Next, despite Lee’s suggested probiotic rotation schedule shared above, she notes that supplementation isn’t an exact science. “We have lots of research to support the benefits of probiotics, but application of different strains on different disease states are still being evaluated,” Lee explains. For instance, while research shows that some strains colonize the gut post-administration, “the amount of viable bacteria that can colonize will depend on many factors—like dosage and probiotic formulation—and the individual’s gastric pH, intestinal motility and prior gut microbiota composition.” Moreover, Lee cites research showing that long-term use of the same probiotics can still yield beneficial effects (including one study in patients post-colectomy, who experienced reduced inflammation by supplementing with the same blend over nine months).
“We have lots of research to support the benefits of probiotics, but application of different strains on different disease states are still being evaluated.”
All things considered, the best probiotic routine will likely vary based on the individual at hand. “The type of probiotic and length of time may vary depending on the individual, their lifestyle, medical history, and other factors that impact health,” Lee shares. She advises working with a healthcare provider to find the best individualized protocol for your needs.
3 tips to promote gut diversity
It’ll ultimately be up to you (and your healthcare team) to see if it makes sense to switch up your probiotics every 90 days, seasonally, or based on changes in your diet and/or health status. That said, there are other tried-and-true ways to support gut diversity that don’t involve supplementation.
1. Eat more fermented and probiotic foods
“A daily intake of fermented foods—like kefir, miso, sauerkraut, and kimchi that contain live microbes—can provide a wide variety of probiotic strains that bring diverse, beneficial bacteria into the gut,” Lee shares. Kenney suggests adding kimchi to scrambled eggs or kefir to a fruit smoothie to easily boost your go-to meals with fermented fare.
2. Stick to a diverse plant-forward diet
“Eating colorful fruits and veggies that contain polyphenols—like flavonoids and carotenoids—can feed healthy gut bacteria, especially Bifidobacterium and Akkermansia muciniphila,” the latter of which is inversely associated with inflammation and metabolic disorders, Lee says.
She also suggests prioritizing prebiotic foods, saying it’s one of the best ways to maintain gut diversity. “Prebiotic foods feed our healthy gut bacteria so that they can produce metabolites, like short-chain fatty acids, that can reduce inflammation and oxidative stress,” says Lee. Her go-tos include garlic, dandelion greens, onions, bananas, barley, and flax seeds.
However, a higher intake of plant-based foods at large is always a good idea for your gut and greater health. “Eating a diet that includes a variety of fruits, vegetables, whole grains, legumes, nuts, and seeds can help provide the gut with the nutrients and fiber needed to support the growth of beneficial bacteria,” Kenney adds.
3. Abide by healthy lifestyle basics
Dietary considerations aside, following the basics of healthy living can also allow your gut to thrive. “Moderate levels of physical activity can boost beneficial bacteria in the gut,” Kenney shares.
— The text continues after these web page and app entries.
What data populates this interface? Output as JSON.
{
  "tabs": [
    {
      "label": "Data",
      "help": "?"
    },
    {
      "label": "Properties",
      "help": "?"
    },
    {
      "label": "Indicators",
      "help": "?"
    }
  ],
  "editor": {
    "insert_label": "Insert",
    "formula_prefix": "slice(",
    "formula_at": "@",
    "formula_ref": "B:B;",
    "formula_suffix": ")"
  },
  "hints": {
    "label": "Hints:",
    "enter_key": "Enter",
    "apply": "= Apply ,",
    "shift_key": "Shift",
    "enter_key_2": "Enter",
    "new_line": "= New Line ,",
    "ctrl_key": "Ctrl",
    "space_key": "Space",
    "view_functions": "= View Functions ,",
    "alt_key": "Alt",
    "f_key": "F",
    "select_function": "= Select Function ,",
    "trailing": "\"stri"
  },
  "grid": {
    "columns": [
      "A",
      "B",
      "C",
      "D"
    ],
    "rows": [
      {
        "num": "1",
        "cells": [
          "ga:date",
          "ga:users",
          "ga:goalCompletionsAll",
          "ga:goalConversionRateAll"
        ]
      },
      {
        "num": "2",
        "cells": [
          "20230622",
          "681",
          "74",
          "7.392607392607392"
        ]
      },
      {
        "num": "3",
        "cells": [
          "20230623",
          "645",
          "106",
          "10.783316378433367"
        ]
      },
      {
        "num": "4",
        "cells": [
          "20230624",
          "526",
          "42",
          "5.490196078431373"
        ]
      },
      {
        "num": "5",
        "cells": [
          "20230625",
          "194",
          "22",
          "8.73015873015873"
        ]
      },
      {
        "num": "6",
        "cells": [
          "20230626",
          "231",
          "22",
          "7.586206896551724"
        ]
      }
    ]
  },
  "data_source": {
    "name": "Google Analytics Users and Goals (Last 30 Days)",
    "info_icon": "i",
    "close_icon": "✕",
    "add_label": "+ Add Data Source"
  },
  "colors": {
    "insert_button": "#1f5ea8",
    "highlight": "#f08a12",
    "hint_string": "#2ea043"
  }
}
You’ll also want to find healthy ways to manage stress—such as by practicing yoga or meditation—as well as get a solid amount of shut-eye per night. “Stress can reduce gut diversity, [as can] sleep deprivation,” she concludes.